Former South African president Thabo Mbeki pointed to an elephant in the room at the Investing in Mining Indaba on Wednesday when he said the Africa Mining Vision was great, but asked why more progress had not been made.
Mbeki had been asked to comment after attending a session on the Africa Mining Vision (AMV), the policy framework adopted by all 54 member countries of the African Union in 2009.
The session had been focusing on how to leverage the AMV Private Sector Compact, which was launched in 2016, to reach consensus on what shared value and shared benefits in the mining sector meant.
Mbeki told the session firmly but elegantly that he was left wondering what had happened since the AMV was adopted in 2009.
“One of the panelists made an important observation that the African Mining Vision was adopted in 2009,” he said. “It is now 2017. What has happened in these years?”
The elder statesman added that he had not heard even one of the big mining companies refer to the AMV in their presentations at the indaba.
“Yesterday and the day before yesterday, I sat in the main hall trying to listen to what the corporate sector says, and none of the companies that spoke there referred to the African Mining Vision … none!”
He said the vision was very good, excellent even, in describing how the private and public sector should cooperate to help to produce a “New Africa”, but asked if it was working.
He repeated that not one of the major mining companies that he had heard speak in the preceding days about mining in Africa had referred to the Africa Mining Vision.
“There must be something wrong with that,” Mbeki said. “Is it wrong with us as the public sector; is it wrong with them; is it wrong with both?”
Then, addressing Fatima Haram Acyl, the commissioner of Trade and Industry of the African Union Commission, who was sitting beside him, he said he thought the question should be asked.
“In the eight years since 2009, why have we not moved forward?”
“The vision is very good, it is very important for the future of the continent, but we are failing to move towards the realisation, and that is a serious problem,” Mbeki concluded.
It was not surprising that he was asked to share his thoughts after the session. Each one of the speakers – senior officials from government or the private sector in various African countries countries – had started their address to the session by offering personal thanks to Mbeki for attending.

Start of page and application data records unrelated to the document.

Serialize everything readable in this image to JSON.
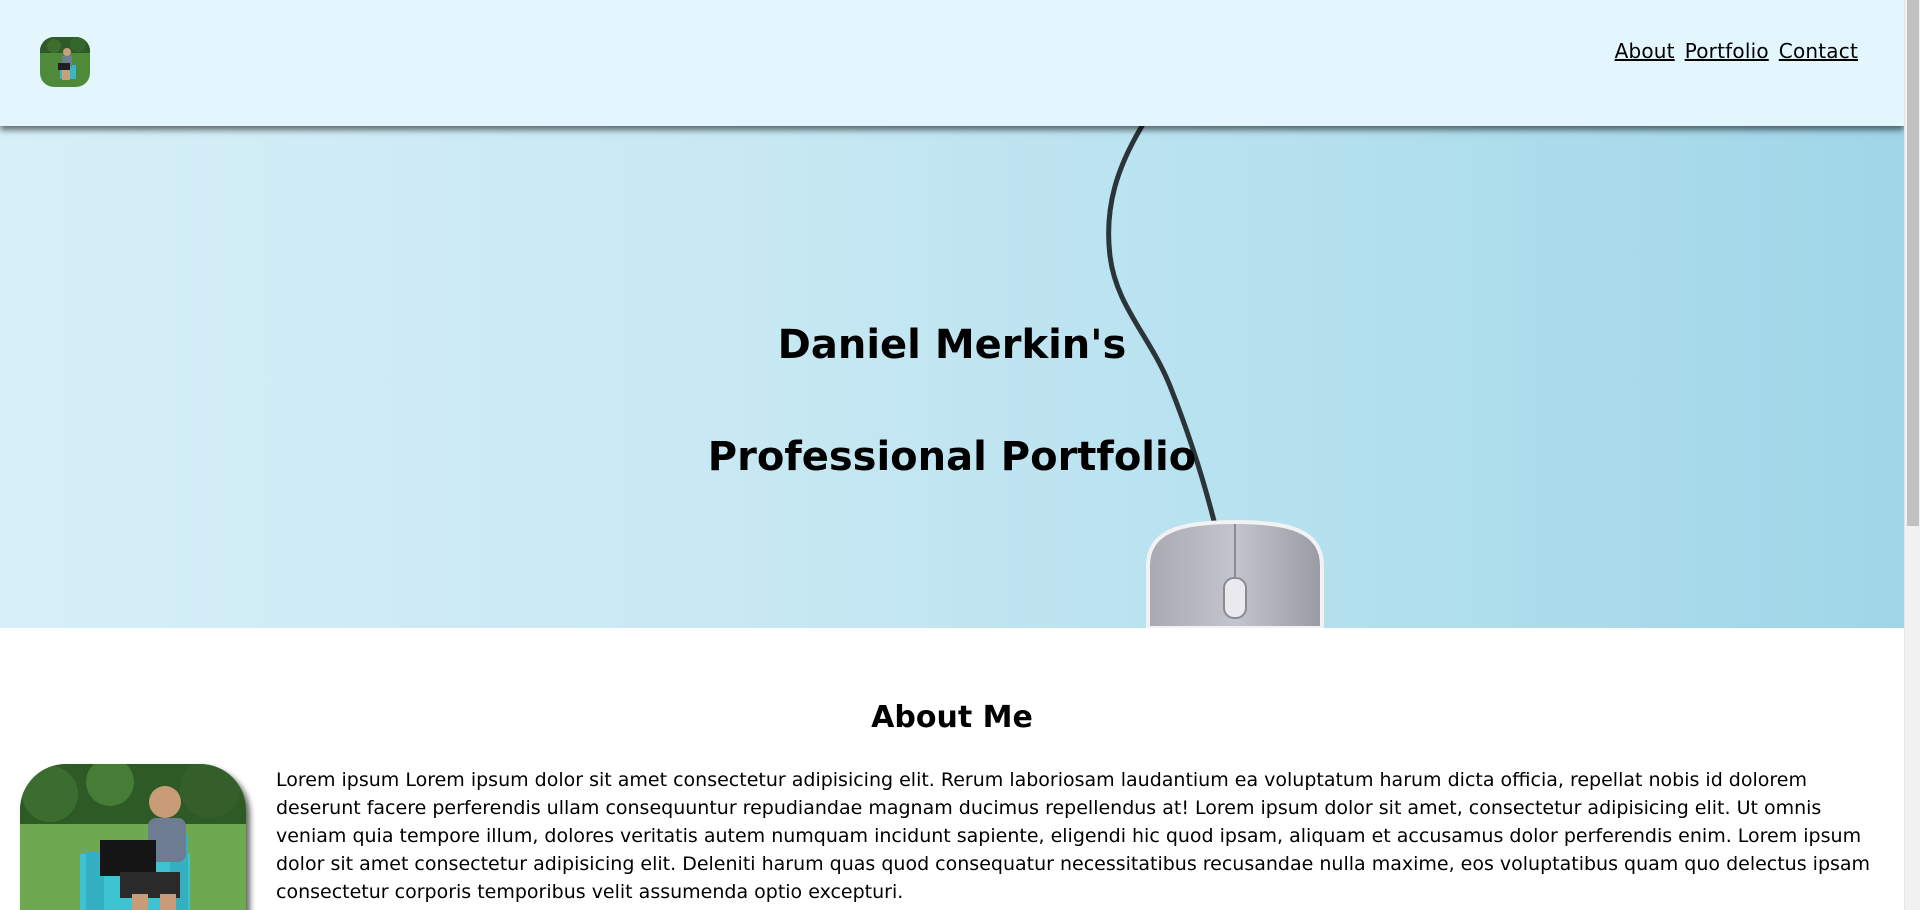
{
  "header": {
    "logo_alt": "profile photo",
    "nav": [
      {
        "label": "About"
      },
      {
        "label": "Portfolio"
      },
      {
        "label": "Contact"
      }
    ]
  },
  "hero": {
    "title_line1": "Daniel Merkin's",
    "title_line2": "Professional Portfolio",
    "background_image": "computer-mouse-on-light-blue-desk"
  },
  "about": {
    "heading": "About Me",
    "photo_alt": "man sitting in blue adirondack chair with laptop",
    "text": "Lorem ipsum Lorem ipsum dolor sit amet consectetur adipisicing elit. Rerum laboriosam laudantium ea voluptatum harum dicta officia, repellat nobis id dolorem deserunt facere perferendis ullam consequuntur repudiandae magnam ducimus repellendus at! Lorem ipsum dolor sit amet, consectetur adipisicing elit. Ut omnis veniam quia tempore illum, dolores veritatis autem numquam incidunt sapiente, eligendi hic quod ipsam, aliquam et accusamus dolor perferendis enim. Lorem ipsum dolor sit amet consectetur adipisicing elit. Deleniti harum quas quod consequatur necessitatibus recusandae nulla maxime, eos voluptatibus quam quo delectus ipsam consectetur corporis temporibus velit assumenda optio excepturi."
  },
  "colors": {
    "header_bg": "#e3f6fd",
    "hero_bg": "#c7e8f3",
    "text": "#000000"
  }
}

Commissioner Haram Acyl had even thanked him for “elevating” the session, while most of the others had told a personal story about why Mbeki was important to them.